Hermon A. MacNeil was an up-and-coming younger American sculptor at the time of the Louisiana Purchase Exposition in 1904. At the fair, his Fountain of Liberty and four other sculpture groups were placed along the Main Cascade. Three additional MacNeil works were much admired inside the Fines Arts Palace, now known as the Saint Louis Art Museum’s Sculpture Hall.
Ironically, the most inconspicuously placed of MacNeil’s sculptures for the fair has become his most enduring contribution to the Art Museum. Ars Artium Omnium, or The Art of All Arts, is a series of three panels above the doorways of the Museum’s north facade. Originally crafted in plaster, it was later carved in stone and given a gold mosaic background thanks to funds provided by the Louisiana Purchase Exposition Company of 1913.
Ars Artium Omnium draws from a familiar series of motifs based on ancient and Renaissance art. In MacNeil’s own words:

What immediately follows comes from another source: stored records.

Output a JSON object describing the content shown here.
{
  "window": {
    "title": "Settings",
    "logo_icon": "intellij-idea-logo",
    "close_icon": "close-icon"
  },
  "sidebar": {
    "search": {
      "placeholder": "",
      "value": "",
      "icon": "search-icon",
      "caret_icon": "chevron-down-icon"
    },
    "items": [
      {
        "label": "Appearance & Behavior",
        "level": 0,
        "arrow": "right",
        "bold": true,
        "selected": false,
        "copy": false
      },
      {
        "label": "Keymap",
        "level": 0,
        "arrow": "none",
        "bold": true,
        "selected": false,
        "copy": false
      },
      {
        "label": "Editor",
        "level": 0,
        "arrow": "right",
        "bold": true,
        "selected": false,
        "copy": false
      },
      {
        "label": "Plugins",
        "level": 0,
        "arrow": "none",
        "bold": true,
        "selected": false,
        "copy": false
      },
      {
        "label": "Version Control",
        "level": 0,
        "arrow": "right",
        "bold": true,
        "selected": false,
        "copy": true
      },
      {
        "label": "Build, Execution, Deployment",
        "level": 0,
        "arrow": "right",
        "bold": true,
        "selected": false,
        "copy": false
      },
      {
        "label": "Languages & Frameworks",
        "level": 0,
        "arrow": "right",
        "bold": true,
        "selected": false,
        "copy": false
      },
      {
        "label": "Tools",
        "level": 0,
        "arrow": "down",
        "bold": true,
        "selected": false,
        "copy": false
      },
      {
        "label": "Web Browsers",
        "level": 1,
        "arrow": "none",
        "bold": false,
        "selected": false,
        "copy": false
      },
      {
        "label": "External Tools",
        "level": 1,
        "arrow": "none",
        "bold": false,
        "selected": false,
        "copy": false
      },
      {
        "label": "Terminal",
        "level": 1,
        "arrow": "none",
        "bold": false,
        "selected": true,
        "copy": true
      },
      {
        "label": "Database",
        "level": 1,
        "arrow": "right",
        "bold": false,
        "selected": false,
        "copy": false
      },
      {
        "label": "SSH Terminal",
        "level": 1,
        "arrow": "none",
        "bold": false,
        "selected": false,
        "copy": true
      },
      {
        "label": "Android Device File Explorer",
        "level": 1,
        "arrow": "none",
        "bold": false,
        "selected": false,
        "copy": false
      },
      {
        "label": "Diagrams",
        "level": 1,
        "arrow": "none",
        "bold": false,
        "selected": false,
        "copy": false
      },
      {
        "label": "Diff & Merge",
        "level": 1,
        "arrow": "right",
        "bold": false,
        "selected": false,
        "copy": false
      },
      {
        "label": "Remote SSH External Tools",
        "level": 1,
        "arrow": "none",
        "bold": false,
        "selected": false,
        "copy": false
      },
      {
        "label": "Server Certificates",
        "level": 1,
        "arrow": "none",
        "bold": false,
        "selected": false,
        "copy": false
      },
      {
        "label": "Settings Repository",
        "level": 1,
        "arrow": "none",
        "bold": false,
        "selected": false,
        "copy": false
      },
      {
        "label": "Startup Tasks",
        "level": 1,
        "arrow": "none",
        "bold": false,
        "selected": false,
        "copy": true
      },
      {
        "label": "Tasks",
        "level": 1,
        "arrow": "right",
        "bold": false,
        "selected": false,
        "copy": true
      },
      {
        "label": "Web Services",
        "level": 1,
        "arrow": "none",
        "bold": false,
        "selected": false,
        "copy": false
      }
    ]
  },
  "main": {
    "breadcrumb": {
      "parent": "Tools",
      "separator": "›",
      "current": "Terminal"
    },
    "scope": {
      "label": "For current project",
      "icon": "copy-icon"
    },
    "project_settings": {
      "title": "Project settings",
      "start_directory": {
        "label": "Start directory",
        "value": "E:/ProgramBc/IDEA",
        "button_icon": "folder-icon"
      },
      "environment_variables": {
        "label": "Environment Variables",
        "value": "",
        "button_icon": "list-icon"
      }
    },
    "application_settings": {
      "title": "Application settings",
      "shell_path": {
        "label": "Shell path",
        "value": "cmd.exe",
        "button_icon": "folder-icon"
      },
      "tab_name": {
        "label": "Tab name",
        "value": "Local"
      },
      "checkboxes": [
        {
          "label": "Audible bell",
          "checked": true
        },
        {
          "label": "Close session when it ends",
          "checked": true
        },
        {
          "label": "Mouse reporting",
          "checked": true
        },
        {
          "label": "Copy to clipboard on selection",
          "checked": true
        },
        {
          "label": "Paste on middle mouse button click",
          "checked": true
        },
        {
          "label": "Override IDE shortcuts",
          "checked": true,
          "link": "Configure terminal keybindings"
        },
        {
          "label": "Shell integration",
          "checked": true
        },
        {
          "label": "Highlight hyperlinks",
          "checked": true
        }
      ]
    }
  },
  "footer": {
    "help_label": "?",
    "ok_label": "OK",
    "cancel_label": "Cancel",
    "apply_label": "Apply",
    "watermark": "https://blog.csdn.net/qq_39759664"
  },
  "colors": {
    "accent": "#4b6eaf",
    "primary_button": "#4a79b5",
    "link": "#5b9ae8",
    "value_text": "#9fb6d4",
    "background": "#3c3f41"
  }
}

In regard to an interpretation of the bas-relief of the facade of the City Art Museum, the attempt was made to produce a figure of beauty, as the central figure in the milled panel – “an apotheosis” – if you will, enshrined. On either side of her (is) St. Louis – with the city seal – out of her abundance, paying homage to the beauty… On the right, you have allegorical figures representing Sculpture, Painting, Music, and the fourth figure introduced (that could) go by any name… On the opposite side are the figures of architecture and the allied arts; Ceramic and the kneeling figure typifying the discovery of the beauty oftentimes dug from the earth that has been produced in past ages. You will notice in the grouping (that) the two side panels lead toward the central figure.